Coming home didn't bring culture shock; it brought something way worse: the typical righteous cynicism that comes from having just traveled to a horrible place. I'm irritated by how many people I see spending money on an iPad or $200 jeans. I feel spite toward your leggings and hipster beards. I see people on the Metro going to do something fun or mundane or whatever, and I want to shake them and say, "WAKE THE FUCK UP!!!" Because, you know, I've seen things. Which is a shitty attitude for me to have. So traveling to Haiti and seeing the hell there makes me better than you? That's the same attitude that I get at Everyday Music when I go in to look for a pop album—the feeling like, no matter what I pick, it's not going to be good enough. It's bullshit when you realize that the world can sometimes be like a big Everyday Music.

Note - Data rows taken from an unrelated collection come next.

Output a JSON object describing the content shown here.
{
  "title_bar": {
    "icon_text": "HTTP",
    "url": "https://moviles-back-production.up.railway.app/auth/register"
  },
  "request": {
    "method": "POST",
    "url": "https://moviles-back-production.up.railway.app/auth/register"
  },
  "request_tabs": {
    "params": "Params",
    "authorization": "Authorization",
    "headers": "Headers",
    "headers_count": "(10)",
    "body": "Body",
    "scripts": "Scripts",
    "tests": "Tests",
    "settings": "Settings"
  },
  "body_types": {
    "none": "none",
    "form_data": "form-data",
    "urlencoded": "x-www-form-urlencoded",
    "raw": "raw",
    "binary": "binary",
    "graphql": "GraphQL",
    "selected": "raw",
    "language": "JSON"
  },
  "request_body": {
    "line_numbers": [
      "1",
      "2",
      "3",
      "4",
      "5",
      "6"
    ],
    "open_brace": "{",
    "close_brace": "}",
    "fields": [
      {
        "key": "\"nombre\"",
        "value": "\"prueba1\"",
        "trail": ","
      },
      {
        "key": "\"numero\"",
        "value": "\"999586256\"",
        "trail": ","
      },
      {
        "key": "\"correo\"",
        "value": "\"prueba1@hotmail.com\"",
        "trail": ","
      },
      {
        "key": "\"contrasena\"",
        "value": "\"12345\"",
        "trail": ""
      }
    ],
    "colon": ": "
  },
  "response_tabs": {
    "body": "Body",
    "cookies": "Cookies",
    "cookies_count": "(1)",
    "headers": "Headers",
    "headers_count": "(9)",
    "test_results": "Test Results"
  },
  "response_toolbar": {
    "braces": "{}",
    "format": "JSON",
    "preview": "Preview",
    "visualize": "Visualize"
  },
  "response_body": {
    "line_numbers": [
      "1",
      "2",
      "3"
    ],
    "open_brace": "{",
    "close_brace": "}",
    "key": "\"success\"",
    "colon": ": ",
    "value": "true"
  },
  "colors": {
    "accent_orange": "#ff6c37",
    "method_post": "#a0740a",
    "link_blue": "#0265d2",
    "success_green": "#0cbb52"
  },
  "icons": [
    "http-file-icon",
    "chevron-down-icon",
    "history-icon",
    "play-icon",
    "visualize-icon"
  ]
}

I'm no better than anyone. Yesterday, I sat on my couch and took a good look at what my DirecTV DVR had recorded: Jersey Shore, Deadwood, and Randy Jackson Presents: America's Best Dance Crew. While in the midst of all this stimulating entertainment, that 404 area code had called again. This time they left a message. Through the awful reception, I heard: "Sac passé. This is Johnston and Pascal. So, we've been pending"—I think that's what he said—"to call you but we cannot get through with you again today. We are calling on the internet just to see if we can be in touch, just to know that you had a good trip. So I call you, and nobody pick up. So, when you get this, call me because I really want to talk to you, okay? Thank you. This is Johnston." I am reminded that my work in Haiti has only just started, and I pick up the phone immediately, ready to do whatever I can.